4. “Vaccines cause autism/SIDS.” False: Multiple studies have completely debunked this myth. This myth stems from a flawed 1997 study by a discredited former physician (License revoked) named Wakefield, who lied to patients and their parents not only about what he was injecting into them, but also enrolled them in his study without consent. He has since admitted to his lies and lives in disgrace. “What about the increase Autism rates?” Oh, you mean the 16% increase that occurred with no relation to any change in vaccination rates or modality? Quite simply, we are doing a far better job of diagnosing autism, especially in poor, minority, and underserved populations. Simple logic: now that we have better tools to detect and diagnose autism, it is diagnosed more often. As far as Sudden Infant Death Syndrome (SIDS), it has been documented for thousands of years before vaccines were invented. In the Bible it is referred to as “Overlaying” as they thought mothers were accidentally laying on their infant children and smothering them. SIDS has steadily declined in the developed world over the last 30 years, while vaccination use has increased. A negative/inverse correlation. Links to vaccinations for either condition? No evidence, none.

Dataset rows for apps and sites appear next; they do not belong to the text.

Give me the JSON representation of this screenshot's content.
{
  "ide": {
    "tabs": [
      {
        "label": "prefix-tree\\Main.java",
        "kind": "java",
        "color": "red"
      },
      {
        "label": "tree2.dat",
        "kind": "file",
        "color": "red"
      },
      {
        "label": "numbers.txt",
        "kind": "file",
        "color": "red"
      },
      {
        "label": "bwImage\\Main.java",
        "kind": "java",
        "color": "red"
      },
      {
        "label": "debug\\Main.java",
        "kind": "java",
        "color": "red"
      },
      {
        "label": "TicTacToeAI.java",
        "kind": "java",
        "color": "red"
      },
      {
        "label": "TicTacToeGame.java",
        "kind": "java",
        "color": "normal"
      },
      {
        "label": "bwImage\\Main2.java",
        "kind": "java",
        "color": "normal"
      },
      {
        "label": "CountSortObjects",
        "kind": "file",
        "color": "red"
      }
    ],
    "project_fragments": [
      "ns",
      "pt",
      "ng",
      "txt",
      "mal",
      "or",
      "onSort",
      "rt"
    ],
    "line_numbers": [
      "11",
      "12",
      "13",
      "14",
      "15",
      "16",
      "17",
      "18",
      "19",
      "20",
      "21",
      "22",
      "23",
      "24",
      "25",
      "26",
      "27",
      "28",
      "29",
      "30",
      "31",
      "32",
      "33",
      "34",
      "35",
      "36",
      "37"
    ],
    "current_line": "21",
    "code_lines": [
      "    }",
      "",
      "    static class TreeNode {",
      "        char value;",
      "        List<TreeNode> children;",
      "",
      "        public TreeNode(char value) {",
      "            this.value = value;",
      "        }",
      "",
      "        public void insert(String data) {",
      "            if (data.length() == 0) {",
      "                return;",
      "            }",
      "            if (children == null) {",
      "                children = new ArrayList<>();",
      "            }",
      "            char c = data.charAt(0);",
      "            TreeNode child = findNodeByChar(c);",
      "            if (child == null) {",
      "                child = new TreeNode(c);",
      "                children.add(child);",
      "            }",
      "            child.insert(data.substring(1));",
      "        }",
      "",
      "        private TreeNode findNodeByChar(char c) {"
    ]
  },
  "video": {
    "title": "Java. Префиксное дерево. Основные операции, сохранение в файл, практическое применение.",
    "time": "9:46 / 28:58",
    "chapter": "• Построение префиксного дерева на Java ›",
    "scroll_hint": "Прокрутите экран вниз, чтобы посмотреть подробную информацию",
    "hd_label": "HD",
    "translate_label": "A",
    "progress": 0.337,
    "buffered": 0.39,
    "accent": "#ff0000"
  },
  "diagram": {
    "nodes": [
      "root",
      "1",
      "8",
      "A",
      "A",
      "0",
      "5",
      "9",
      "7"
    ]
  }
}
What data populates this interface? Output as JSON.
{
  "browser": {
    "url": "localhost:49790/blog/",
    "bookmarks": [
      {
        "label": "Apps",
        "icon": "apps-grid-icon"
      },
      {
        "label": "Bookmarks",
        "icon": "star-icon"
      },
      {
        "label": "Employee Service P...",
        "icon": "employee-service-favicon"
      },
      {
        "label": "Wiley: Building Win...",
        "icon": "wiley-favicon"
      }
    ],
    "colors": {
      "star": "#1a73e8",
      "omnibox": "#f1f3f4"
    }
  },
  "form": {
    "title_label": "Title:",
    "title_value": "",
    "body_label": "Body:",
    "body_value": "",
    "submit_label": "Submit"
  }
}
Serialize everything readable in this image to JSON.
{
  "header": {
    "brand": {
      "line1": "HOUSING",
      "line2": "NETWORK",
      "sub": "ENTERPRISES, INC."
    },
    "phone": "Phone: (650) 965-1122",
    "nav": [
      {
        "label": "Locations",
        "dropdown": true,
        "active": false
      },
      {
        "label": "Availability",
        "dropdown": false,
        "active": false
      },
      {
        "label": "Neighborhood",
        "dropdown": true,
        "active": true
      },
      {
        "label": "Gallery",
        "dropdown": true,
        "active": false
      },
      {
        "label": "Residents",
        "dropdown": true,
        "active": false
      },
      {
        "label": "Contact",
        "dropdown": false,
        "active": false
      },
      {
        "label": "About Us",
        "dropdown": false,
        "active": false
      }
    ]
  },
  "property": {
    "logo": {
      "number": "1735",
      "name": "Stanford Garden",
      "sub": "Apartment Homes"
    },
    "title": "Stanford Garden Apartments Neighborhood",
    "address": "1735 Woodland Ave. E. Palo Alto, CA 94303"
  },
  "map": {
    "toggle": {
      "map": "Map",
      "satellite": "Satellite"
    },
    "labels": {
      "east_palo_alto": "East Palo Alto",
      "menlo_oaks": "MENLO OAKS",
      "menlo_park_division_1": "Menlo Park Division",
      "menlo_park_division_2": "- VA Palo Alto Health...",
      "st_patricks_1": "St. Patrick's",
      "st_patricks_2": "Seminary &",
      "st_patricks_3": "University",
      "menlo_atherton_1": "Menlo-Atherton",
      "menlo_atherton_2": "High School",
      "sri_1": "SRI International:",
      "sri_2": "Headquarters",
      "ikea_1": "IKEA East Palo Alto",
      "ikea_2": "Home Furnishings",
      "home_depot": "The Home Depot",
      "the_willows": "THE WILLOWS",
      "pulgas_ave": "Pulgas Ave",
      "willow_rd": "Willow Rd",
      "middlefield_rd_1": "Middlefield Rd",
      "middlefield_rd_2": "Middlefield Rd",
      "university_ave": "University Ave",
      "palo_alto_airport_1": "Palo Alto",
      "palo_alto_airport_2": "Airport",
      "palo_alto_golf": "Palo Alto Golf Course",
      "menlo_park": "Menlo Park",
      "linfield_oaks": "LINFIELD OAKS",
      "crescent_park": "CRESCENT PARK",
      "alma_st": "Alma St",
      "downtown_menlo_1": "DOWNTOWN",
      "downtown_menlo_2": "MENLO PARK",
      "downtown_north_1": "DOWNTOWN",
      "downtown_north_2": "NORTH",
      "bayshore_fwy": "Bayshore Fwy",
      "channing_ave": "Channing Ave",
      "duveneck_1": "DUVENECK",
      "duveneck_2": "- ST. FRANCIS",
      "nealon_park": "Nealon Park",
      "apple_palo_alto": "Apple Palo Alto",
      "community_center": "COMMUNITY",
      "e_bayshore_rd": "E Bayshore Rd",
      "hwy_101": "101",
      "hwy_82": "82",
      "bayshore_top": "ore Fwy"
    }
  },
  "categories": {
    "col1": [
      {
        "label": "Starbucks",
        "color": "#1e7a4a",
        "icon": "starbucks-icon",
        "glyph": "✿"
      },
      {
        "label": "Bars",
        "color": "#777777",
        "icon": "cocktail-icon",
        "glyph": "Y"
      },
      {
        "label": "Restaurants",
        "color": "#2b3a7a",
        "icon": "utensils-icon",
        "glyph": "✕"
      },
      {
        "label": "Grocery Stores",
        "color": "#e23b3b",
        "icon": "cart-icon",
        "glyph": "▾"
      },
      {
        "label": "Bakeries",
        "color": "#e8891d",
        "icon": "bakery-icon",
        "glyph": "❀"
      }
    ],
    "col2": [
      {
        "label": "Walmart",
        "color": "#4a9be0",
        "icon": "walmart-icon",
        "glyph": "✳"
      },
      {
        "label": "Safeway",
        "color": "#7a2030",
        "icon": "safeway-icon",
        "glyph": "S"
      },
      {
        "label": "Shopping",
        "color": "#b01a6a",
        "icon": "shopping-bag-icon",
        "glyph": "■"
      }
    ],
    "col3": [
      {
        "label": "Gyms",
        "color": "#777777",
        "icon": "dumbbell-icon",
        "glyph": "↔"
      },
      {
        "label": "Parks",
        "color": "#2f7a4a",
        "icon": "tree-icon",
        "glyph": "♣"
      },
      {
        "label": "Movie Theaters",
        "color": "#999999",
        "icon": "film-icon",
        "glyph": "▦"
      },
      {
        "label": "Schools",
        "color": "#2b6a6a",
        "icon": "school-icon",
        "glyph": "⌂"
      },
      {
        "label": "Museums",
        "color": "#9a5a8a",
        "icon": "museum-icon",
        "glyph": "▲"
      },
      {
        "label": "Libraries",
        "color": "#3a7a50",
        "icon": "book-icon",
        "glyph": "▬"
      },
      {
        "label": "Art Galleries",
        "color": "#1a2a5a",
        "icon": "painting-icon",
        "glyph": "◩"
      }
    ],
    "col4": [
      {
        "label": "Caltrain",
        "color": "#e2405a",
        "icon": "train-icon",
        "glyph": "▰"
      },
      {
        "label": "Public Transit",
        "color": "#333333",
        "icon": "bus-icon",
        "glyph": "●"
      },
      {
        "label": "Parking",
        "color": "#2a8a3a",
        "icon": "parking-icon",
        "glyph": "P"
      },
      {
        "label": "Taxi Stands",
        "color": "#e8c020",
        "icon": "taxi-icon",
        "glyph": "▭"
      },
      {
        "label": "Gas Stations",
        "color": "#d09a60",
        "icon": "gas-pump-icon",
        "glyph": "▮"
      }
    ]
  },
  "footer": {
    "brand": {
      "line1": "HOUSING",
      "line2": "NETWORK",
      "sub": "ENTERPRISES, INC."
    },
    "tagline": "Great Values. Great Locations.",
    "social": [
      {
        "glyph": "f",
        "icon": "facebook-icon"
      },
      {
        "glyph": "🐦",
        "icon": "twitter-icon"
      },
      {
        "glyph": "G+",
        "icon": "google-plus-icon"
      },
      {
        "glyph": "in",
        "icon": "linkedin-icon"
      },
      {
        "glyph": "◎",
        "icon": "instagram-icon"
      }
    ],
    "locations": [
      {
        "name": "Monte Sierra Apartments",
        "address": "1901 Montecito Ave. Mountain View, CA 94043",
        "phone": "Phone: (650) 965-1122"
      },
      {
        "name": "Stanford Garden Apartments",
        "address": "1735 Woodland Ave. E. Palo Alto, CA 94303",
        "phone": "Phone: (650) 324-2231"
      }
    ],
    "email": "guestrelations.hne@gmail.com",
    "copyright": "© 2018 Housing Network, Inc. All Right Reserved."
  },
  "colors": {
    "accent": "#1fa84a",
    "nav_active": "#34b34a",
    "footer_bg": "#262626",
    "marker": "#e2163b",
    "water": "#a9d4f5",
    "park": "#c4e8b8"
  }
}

5. “If everyone else’s children are vaccinated, mine don’t need to be because that doesn’t pose a threat to vaccinated children.” False (and dangerous): Some children cannot be vaccinated because of autoimmune disorders or severe allergies. Those children depend on “herd immunity” to protect them. Also, for as good as vaccines are, even if they were 99.9999% effective, some would still contract the disease. When you vaccinate your child, you aren’t just doing it for their health, but also the health of their classmates and playmates.
Those are the five that I hear most often, and as you can see they are easily debunked.
This issue is particularly sticky with me, not only because I am a parent, and because I am old enough to remember seeing people with long term disability because of these diseases, but also because I have travelled to 24 different countries around the world and have seen the grim reality in countries that are not developed to the point that vaccination rates are high.
Some say: “But Mike, we have a right to question this and nobody should follow blindly!”. I agree, you shouldn’t follow the government, the CDC, or your doctor blindly. But, you also shouldn’t blindly follow someone with an 8th grade education blogging from their parent’s basement about the evils of vaccines and the virtues of yogurt enemas either. You must question the questioners!!!! When all you have is conspiracy theories, the whole world looks like a conspiracy.
To summarize: questioning vaccine safety and efficacy is not a terrorist act. But, to spread disinformation and strike fear into others to “recruit” to your cause is, at worst, subversive and, at best, irresponsible.
A final note on something that really gets under my skin: when someone argues with me on this topic they are telling me one of two things. Either, “Mike, you are incredibly stupid and naïve and are the worst doctor in the world for not figuring out what I was able to google in five minutes!” or, “Mike, you are an evil extension of the pharmaceutical-industrial complex and you place more value on money than on the lives of babies!”. I am deeply offended by either.
I took an oath to “Do no harm” and I live by it. I am vaccinated, my children are vaccinated, and I know as a scientist and in my heart that it is the right thing to do.